-- EXTRACTED ENTRIES follows --
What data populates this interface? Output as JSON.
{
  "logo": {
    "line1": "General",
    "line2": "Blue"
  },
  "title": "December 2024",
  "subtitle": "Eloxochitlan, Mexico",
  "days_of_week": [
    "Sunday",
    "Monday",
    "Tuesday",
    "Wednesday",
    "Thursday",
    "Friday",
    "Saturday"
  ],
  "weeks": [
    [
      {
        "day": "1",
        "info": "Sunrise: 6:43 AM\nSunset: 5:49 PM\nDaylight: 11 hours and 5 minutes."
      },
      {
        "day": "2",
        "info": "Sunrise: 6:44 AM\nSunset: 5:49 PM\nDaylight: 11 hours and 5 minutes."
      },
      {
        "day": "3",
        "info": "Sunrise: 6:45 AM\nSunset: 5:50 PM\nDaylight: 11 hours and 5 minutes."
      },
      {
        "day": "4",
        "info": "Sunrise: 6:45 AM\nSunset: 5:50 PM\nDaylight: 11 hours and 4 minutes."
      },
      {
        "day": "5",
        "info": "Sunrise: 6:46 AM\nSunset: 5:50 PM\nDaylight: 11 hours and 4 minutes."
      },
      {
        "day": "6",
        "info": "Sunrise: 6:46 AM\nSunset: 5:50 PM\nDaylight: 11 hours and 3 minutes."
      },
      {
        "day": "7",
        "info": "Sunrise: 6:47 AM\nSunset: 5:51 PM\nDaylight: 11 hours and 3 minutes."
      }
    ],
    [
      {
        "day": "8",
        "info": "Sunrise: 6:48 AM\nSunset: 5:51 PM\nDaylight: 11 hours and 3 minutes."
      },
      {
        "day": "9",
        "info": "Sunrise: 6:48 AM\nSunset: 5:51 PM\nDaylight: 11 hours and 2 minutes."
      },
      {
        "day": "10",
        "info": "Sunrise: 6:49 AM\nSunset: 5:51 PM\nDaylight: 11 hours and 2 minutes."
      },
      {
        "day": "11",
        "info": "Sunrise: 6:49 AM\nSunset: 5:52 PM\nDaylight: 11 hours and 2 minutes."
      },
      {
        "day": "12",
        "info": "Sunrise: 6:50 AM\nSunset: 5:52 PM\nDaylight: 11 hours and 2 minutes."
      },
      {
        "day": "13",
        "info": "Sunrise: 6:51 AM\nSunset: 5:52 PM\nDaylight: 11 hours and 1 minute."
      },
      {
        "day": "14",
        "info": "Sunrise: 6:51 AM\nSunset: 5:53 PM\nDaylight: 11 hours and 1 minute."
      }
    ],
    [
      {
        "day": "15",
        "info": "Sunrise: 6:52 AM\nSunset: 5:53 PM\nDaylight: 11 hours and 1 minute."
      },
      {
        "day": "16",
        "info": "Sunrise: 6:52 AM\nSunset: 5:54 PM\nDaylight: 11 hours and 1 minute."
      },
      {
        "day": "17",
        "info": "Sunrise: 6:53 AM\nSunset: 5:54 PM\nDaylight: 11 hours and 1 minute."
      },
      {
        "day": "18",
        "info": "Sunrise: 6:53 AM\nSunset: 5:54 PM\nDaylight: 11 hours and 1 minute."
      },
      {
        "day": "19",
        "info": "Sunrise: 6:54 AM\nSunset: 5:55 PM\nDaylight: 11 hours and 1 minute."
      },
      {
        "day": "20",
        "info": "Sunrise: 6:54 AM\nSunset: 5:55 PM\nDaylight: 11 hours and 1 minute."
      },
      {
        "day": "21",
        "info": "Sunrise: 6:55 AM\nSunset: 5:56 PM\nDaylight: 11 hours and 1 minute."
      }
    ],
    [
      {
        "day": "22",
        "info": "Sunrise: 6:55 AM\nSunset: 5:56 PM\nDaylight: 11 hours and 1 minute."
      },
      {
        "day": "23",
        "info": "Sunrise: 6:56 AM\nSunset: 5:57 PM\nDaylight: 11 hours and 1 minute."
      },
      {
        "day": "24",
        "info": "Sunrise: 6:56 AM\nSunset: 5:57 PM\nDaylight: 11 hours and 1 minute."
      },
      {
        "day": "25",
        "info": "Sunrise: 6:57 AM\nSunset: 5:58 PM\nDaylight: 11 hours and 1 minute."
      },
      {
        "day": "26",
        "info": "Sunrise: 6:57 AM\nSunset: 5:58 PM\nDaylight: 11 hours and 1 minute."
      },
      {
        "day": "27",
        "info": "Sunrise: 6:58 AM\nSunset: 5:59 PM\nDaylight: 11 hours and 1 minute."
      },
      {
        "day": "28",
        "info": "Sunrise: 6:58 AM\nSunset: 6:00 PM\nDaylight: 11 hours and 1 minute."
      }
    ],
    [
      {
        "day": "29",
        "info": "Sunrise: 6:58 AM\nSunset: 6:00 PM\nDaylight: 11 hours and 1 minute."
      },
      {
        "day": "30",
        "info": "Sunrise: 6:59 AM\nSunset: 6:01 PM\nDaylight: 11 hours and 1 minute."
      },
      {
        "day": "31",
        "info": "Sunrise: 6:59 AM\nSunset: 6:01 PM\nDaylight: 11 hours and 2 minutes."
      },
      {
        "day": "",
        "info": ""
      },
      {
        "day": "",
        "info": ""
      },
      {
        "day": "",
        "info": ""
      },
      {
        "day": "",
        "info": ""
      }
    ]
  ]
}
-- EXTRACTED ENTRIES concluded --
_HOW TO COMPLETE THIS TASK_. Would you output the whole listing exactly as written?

_RESPONSE TO THE EXERCISE_.
What data populates this interface? Output as JSON.
{
  "logo": {
    "line1": "General",
    "line2": "Blue"
  },
  "title": "December 2024",
  "subtitle": "Eloxochitlan, Mexico",
  "days_of_week": [
    "Sunday",
    "Monday",
    "Tuesday",
    "Wednesday",
    "Thursday",
    "Friday",
    "Saturday"
  ],
  "weeks": [
    [
      {
        "day": "1",
        "info": "Sunrise: 6:43 AM\nSunset: 5:49 PM\nDaylight: 11 hours and 5 minutes."
      },
      {
        "day": "2",
        "info": "Sunrise: 6:44 AM\nSunset: 5:49 PM\nDaylight: 11 hours and 5 minutes."
      },
      {
        "day": "3",
        "info": "Sunrise: 6:45 AM\nSunset: 5:50 PM\nDaylight: 11 hours and 5 minutes."
      },
      {
        "day": "4",
        "info": "Sunrise: 6:45 AM\nSunset: 5:50 PM\nDaylight: 11 hours and 4 minutes."
      },
      {
        "day": "5",
        "info": "Sunrise: 6:46 AM\nSunset: 5:50 PM\nDaylight: 11 hours and 4 minutes."
      },
      {
        "day": "6",
        "info": "Sunrise: 6:46 AM\nSunset: 5:50 PM\nDaylight: 11 hours and 3 minutes."
      },
      {
        "day": "7",
        "info": "Sunrise: 6:47 AM\nSunset: 5:51 PM\nDaylight: 11 hours and 3 minutes."
      }
    ],
    [
      {
        "day": "8",
        "info": "Sunrise: 6:48 AM\nSunset: 5:51 PM\nDaylight: 11 hours and 3 minutes."
      },
      {
        "day": "9",
        "info": "Sunrise: 6:48 AM\nSunset: 5:51 PM\nDaylight: 11 hours and 2 minutes."
      },
      {
        "day": "10",
        "info": "Sunrise: 6:49 AM\nSunset: 5:51 PM\nDaylight: 11 hours and 2 minutes."
      },
      {
        "day": "11",
        "info": "Sunrise: 6:49 AM\nSunset: 5:52 PM\nDaylight: 11 hours and 2 minutes."
      },
      {
        "day": "12",
        "info": "Sunrise: 6:50 AM\nSunset: 5:52 PM\nDaylight: 11 hours and 2 minutes."
      },
      {
        "day": "13",
        "info": "Sunrise: 6:51 AM\nSunset: 5:52 PM\nDaylight: 11 hours and 1 minute."
      },
      {
        "day": "14",
        "info": "Sunrise: 6:51 AM\nSunset: 5:53 PM\nDaylight: 11 hours and 1 minute."
      }
    ],
    [
      {
        "day": "15",
        "info": "Sunrise: 6:52 AM\nSunset: 5:53 PM\nDaylight: 11 hours and 1 minute."
      },
      {
        "day": "16",
        "info": "Sunrise: 6:52 AM\nSunset: 5:54 PM\nDaylight: 11 hours and 1 minute."
      },
      {
        "day": "17",
        "info": "Sunrise: 6:53 AM\nSunset: 5:54 PM\nDaylight: 11 hours and 1 minute."
      },
      {
        "day": "18",
        "info": "Sunrise: 6:53 AM\nSunset: 5:54 PM\nDaylight: 11 hours and 1 minute."
      },
      {
        "day": "19",
        "info": "Sunrise: 6:54 AM\nSunset: 5:55 PM\nDaylight: 11 hours and 1 minute."
      },
      {
        "day": "20",
        "info": "Sunrise: 6:54 AM\nSunset: 5:55 PM\nDaylight: 11 hours and 1 minute."
      },
      {
        "day": "21",
        "info": "Sunrise: 6:55 AM\nSunset: 5:56 PM\nDaylight: 11 hours and 1 minute."
      }
    ],
    [
      {
        "day": "22",
        "info": "Sunrise: 6:55 AM\nSunset: 5:56 PM\nDaylight: 11 hours and 1 minute."
      },
      {
        "day": "23",
        "info": "Sunrise: 6:56 AM\nSunset: 5:57 PM\nDaylight: 11 hours and 1 minute."
      },
      {
        "day": "24",
        "info": "Sunrise: 6:56 AM\nSunset: 5:57 PM\nDaylight: 11 hours and 1 minute."
      },
      {
        "day": "25",
        "info": "Sunrise: 6:57 AM\nSunset: 5:58 PM\nDaylight: 11 hours and 1 minute."
      },
      {
        "day": "26",
        "info": "Sunrise: 6:57 AM\nSunset: 5:58 PM\nDaylight: 11 hours and 1 minute."
      },
      {
        "day": "27",
        "info": "Sunrise: 6:58 AM\nSunset: 5:59 PM\nDaylight: 11 hours and 1 minute."
      },
      {
        "day": "28",
        "info": "Sunrise: 6:58 AM\nSunset: 6:00 PM\nDaylight: 11 hours and 1 minute."
      }
    ],
    [
      {
        "day": "29",
        "info": "Sunrise: 6:58 AM\nSunset: 6:00 PM\nDaylight: 11 hours and 1 minute."
      },
      {
        "day": "30",
        "info": "Sunrise: 6:59 AM\nSunset: 6:01 PM\nDaylight: 11 hours and 1 minute."
      },
      {
        "day": "31",
        "info": "Sunrise: 6:59 AM\nSunset: 6:01 PM\nDaylight: 11 hours and 2 minutes."
      },
      {
        "day": "",
        "info": ""
      },
      {
        "day": "",
        "info": ""
      },
      {
        "day": "",
        "info": ""
      },
      {
        "day": "",
        "info": ""
      }
    ]
  ]
}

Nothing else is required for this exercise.